WHAT THE TASK REQUIRES -> Take every line from the listing below that contains "Fine".

DATA FOR ANALYSIS ->
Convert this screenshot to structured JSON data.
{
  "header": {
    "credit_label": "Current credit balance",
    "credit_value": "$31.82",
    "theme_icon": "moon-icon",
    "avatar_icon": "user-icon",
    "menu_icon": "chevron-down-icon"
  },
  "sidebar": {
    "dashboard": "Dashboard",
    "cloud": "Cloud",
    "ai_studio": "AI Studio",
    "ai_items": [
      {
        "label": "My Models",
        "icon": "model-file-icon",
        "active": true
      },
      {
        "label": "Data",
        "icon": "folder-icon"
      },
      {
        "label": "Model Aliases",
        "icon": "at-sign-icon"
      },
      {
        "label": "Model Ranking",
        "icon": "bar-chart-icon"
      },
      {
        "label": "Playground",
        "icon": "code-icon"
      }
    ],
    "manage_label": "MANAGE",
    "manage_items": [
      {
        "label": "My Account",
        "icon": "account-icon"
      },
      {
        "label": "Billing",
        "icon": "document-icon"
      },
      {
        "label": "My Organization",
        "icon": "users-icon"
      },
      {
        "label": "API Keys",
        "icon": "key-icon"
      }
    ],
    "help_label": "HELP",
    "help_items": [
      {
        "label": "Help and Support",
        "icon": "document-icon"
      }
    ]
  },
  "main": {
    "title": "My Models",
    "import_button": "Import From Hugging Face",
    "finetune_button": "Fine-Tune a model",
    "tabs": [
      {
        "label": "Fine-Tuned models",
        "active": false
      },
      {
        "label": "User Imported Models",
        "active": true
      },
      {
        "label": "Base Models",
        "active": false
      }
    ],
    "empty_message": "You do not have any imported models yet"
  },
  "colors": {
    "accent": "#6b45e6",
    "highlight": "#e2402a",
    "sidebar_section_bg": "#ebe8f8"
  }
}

REPLY ->
    "finetune_button": "Fine-Tune a model",
        "label": "Fine-Tuned models",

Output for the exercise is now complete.